The Cathedral that Does Not House the Shroud
The Cathedral of St. John the Baptist, as it was formerly known, is located in Turin, Italy. It is located next to the chapel that houses the Shroud of Turin. The Cathedral itself once housed something quite sacred. For 131 years, from 1453 to 1584 it housed a large Consecrated Host, until that Host was ordered to be consumed by an order of the Holy See. As reported in an earlier posting (see the archives, 11-17-12), a wafer made from wheat flour begins to seriously deteriorate after only six months. This particular Host had remained intact for over a century.
There was a special history to that Host. It had come from the city of Exilles. Two soldiers had pillaged the church there and stolen various articles, including an ostensorioum that contained the Host. They travelled to Turin where they intended to sell their pilfered goods. They arrived in early evening, but in front of the Church of San Silvestro, their mule fell. All the goods packed on it were scattered to the ground, all the stolen goods, however, except the Host. It did not fall, but remained suspended in the air, emitting rays of light. People gathered and then Fr. Giovanni Galesio sent for Bishop Ludovico. He came along with a number of others. At the site, he fell to his knees in homage. Amid a solemn procession, the Host was transported to the Cathedral of St. John the Baptist mentioned above.
The people in the area developed a name for the spectacle of light that had occurred. They called it the “Sun of Justice.” The Church of San Silvestro was given a new name as well. They called it “The Church of the Body of the Lord.” Hymns sung during Benediction services were also changed, in honor of the miracle.
Numerous documents have been preserved from the time that describe and refer to the event. Included among them are the statements of 10 laypeople who were among the first witnesses at the scene.

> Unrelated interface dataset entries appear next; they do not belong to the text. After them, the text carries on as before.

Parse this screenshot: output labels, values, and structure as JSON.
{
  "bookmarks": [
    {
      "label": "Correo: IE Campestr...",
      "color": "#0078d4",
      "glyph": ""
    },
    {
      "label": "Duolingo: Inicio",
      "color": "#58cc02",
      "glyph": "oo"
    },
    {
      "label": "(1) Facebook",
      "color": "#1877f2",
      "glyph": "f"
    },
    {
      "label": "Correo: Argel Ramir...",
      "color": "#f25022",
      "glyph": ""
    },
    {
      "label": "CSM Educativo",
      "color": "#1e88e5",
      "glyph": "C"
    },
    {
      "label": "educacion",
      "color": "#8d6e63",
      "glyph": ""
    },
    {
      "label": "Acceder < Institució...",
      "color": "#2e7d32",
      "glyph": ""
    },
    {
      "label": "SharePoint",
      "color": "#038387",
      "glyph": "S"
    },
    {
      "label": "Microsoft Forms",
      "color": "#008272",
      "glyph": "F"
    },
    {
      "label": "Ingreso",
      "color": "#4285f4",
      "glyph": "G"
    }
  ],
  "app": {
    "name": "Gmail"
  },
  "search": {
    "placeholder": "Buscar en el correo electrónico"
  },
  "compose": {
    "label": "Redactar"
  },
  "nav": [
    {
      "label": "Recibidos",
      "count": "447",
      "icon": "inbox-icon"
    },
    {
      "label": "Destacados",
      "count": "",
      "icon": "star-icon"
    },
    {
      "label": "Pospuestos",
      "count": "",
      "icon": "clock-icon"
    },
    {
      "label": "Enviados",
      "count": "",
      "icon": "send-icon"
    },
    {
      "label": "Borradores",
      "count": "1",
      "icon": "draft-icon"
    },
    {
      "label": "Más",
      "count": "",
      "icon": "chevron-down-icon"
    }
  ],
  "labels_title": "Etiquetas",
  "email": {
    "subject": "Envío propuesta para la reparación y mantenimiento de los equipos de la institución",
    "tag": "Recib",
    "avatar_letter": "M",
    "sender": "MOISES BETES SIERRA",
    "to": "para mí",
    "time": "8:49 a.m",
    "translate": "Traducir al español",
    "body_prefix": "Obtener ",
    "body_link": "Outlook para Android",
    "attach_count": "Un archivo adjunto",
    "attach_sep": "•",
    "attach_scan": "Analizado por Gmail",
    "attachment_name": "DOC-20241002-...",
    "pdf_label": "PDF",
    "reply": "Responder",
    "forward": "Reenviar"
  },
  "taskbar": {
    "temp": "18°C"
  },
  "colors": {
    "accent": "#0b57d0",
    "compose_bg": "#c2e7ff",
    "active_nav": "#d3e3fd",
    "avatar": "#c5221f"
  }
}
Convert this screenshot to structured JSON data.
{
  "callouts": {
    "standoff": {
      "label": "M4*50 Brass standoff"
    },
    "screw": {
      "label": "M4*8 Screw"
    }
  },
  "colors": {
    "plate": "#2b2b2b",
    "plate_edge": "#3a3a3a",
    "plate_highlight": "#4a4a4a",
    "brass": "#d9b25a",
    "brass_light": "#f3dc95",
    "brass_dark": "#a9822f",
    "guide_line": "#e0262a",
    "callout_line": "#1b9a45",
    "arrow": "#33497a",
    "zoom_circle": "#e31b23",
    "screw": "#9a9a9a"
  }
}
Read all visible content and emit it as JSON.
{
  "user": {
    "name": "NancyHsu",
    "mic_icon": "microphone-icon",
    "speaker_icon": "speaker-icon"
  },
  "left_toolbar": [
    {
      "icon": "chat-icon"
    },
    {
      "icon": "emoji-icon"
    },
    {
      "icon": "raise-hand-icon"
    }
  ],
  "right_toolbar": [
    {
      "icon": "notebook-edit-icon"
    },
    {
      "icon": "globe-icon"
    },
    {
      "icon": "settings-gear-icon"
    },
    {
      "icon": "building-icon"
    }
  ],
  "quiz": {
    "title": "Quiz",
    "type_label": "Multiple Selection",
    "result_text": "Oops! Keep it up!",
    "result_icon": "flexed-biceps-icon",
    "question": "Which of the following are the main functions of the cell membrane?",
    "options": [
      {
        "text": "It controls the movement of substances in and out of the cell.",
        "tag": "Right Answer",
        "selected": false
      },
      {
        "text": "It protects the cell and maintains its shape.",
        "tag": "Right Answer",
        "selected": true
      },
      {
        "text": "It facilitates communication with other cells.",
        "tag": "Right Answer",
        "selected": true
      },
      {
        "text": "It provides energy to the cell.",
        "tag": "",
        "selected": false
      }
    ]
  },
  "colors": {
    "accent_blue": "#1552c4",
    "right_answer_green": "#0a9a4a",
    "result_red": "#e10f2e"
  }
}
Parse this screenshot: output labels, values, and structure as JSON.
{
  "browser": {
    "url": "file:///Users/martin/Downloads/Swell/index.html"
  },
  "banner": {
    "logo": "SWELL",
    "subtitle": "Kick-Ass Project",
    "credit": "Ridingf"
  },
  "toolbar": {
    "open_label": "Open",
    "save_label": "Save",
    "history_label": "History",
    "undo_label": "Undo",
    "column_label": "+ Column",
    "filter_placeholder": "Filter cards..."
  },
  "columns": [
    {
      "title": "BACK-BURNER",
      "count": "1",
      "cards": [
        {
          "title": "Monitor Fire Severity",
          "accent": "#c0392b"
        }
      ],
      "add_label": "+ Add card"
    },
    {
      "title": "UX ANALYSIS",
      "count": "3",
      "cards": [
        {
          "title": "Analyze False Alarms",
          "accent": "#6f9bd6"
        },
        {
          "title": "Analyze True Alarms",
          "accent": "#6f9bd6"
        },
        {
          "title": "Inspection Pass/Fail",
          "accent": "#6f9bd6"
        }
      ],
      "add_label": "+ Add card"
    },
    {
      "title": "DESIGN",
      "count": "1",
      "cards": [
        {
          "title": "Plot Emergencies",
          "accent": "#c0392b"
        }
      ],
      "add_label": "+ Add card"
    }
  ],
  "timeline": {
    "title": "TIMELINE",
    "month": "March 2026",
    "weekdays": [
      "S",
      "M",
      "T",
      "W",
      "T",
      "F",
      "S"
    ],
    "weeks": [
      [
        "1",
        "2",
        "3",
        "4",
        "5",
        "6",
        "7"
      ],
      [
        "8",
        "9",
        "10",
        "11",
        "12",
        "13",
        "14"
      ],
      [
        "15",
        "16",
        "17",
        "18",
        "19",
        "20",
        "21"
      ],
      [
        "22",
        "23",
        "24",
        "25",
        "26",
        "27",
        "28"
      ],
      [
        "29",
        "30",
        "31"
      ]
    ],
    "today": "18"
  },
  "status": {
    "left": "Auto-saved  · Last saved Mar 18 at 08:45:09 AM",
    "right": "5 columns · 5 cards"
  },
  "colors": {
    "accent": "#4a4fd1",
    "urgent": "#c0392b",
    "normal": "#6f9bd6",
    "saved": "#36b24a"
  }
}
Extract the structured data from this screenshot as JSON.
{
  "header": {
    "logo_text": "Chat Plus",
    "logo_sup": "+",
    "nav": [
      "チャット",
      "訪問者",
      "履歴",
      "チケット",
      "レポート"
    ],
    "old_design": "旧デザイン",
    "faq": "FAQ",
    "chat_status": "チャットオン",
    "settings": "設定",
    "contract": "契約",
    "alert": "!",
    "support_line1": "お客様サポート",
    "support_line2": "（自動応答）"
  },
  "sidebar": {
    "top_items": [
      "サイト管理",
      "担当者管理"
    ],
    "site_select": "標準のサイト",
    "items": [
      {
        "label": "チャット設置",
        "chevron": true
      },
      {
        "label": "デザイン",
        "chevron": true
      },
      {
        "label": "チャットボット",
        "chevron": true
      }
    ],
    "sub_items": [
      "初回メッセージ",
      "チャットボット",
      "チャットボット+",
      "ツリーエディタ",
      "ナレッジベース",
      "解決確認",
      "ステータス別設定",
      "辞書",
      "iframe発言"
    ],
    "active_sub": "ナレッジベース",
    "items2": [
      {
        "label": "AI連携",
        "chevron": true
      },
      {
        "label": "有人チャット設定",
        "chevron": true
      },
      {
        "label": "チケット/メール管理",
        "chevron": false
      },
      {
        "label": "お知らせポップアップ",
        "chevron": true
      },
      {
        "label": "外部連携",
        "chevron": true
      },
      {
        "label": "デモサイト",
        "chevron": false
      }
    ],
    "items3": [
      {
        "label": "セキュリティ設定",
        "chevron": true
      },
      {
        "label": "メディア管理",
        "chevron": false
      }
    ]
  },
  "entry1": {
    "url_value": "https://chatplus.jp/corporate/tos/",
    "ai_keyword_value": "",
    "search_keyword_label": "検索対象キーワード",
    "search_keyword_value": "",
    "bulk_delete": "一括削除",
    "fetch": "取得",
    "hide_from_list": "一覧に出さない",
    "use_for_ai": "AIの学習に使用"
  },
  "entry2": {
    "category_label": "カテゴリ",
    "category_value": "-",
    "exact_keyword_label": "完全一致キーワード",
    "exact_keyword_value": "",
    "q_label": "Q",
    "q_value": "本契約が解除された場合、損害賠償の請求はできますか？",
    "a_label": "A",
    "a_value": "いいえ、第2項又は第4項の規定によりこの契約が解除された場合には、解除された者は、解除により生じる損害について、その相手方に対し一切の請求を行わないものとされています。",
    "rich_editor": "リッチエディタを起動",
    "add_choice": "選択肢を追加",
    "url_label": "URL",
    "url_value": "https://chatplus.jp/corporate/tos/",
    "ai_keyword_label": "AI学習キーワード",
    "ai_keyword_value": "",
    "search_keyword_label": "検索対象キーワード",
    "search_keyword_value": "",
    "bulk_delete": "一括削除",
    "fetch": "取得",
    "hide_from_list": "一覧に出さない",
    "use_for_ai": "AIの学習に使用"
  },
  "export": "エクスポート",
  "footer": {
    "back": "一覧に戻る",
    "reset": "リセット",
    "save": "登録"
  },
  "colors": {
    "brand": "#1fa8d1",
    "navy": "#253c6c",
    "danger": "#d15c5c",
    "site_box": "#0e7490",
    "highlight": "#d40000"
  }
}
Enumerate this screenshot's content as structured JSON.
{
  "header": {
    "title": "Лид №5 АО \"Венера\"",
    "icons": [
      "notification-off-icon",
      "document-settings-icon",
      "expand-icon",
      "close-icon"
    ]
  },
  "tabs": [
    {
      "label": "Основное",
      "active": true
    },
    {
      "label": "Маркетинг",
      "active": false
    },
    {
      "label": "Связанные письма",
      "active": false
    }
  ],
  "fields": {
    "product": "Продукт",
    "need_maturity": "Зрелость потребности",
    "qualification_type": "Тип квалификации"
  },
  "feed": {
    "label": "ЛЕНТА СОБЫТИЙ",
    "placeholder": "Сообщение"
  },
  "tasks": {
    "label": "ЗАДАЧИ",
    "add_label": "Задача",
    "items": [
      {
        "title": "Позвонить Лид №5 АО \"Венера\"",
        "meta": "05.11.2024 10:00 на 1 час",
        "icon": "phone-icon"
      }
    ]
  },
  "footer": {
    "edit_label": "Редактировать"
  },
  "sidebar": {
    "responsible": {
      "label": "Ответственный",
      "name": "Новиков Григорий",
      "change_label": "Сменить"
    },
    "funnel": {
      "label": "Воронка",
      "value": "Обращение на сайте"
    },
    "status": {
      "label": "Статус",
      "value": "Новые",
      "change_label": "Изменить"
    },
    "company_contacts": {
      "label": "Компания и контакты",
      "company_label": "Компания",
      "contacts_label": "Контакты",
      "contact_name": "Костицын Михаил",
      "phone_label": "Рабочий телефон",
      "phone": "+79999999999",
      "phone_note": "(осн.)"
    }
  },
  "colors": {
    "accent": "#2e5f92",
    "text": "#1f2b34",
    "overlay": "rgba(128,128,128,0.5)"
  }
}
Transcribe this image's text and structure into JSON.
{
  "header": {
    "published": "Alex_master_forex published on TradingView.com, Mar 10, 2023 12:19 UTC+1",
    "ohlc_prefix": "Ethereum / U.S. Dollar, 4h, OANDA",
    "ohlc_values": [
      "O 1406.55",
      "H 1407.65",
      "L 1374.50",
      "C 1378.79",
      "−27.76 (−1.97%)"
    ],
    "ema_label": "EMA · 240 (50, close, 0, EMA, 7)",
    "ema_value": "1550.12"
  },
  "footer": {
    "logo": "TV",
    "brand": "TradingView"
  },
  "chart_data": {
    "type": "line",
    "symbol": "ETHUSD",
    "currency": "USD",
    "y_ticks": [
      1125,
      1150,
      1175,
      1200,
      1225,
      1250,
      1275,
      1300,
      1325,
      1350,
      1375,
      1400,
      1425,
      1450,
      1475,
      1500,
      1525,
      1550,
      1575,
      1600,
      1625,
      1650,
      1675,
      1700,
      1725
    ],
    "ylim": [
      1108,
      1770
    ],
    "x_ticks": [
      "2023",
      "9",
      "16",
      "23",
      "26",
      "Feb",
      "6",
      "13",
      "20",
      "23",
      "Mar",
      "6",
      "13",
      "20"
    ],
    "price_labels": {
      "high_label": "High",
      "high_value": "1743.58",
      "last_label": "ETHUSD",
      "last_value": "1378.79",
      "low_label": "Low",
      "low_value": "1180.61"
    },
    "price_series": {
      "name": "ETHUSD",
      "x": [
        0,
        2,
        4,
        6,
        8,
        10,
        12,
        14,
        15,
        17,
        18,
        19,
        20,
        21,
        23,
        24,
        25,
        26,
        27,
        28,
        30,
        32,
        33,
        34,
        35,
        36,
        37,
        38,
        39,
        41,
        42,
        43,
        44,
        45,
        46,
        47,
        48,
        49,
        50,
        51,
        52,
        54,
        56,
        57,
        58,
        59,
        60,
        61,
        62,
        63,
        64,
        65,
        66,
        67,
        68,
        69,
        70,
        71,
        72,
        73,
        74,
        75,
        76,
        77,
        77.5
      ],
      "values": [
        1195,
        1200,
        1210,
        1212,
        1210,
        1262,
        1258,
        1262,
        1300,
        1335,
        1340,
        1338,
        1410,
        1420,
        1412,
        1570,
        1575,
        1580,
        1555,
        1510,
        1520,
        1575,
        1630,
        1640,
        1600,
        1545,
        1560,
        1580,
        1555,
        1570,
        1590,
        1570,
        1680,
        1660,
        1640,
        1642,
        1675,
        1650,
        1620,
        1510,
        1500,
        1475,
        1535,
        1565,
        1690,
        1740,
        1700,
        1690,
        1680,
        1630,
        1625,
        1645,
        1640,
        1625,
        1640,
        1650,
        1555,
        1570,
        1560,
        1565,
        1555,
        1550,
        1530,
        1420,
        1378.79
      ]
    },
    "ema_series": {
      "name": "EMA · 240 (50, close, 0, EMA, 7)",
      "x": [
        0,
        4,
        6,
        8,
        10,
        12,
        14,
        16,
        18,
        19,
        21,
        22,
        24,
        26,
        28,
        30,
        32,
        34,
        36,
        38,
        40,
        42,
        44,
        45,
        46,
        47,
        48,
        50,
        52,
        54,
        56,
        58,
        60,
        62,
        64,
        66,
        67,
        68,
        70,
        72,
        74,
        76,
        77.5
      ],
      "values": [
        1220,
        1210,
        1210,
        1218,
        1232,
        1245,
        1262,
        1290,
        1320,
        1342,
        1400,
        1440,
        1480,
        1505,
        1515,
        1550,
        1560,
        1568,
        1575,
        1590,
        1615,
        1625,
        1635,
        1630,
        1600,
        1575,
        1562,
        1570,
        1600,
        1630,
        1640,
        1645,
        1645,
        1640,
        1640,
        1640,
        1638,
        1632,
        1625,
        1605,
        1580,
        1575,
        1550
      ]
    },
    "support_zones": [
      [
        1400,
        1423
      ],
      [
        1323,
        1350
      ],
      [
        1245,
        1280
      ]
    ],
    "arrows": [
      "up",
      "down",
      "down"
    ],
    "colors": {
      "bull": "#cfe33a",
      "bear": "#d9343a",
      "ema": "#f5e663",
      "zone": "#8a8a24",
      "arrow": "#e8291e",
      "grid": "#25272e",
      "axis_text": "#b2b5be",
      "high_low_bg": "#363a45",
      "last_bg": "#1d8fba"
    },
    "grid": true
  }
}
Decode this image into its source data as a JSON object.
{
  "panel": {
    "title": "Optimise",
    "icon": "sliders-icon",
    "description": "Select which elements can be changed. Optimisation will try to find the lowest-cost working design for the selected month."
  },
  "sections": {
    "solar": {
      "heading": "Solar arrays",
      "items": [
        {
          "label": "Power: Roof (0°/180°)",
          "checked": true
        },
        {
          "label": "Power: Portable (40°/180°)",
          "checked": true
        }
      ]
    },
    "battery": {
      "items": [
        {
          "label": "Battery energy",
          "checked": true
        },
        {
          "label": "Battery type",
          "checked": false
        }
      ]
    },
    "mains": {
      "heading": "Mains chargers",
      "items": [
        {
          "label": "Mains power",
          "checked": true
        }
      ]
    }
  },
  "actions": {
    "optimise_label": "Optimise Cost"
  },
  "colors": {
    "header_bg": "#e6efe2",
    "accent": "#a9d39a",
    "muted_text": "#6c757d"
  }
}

It is of course hard to believe that such an event occurred. It is also hard for many to believe the miracle of the sun at Fatima, unless perhaps you were one of the 70,000 who were there. This Lent, do not doubt that the ten witnesses, the priest, the Bishop and the townspeople of Turin all fell under some mass delusion, that they renamed their church to further a collective hoax or that hymns sung during times of reverence were based on deception. This Lent, as you look at the Host elevated at Mass, think of what it would have been like to have been in Turin, in 1453, at the time the mule stumbled.
(Based on an account found in Eucharistic Miracles, by Joan Carroll Cruz.)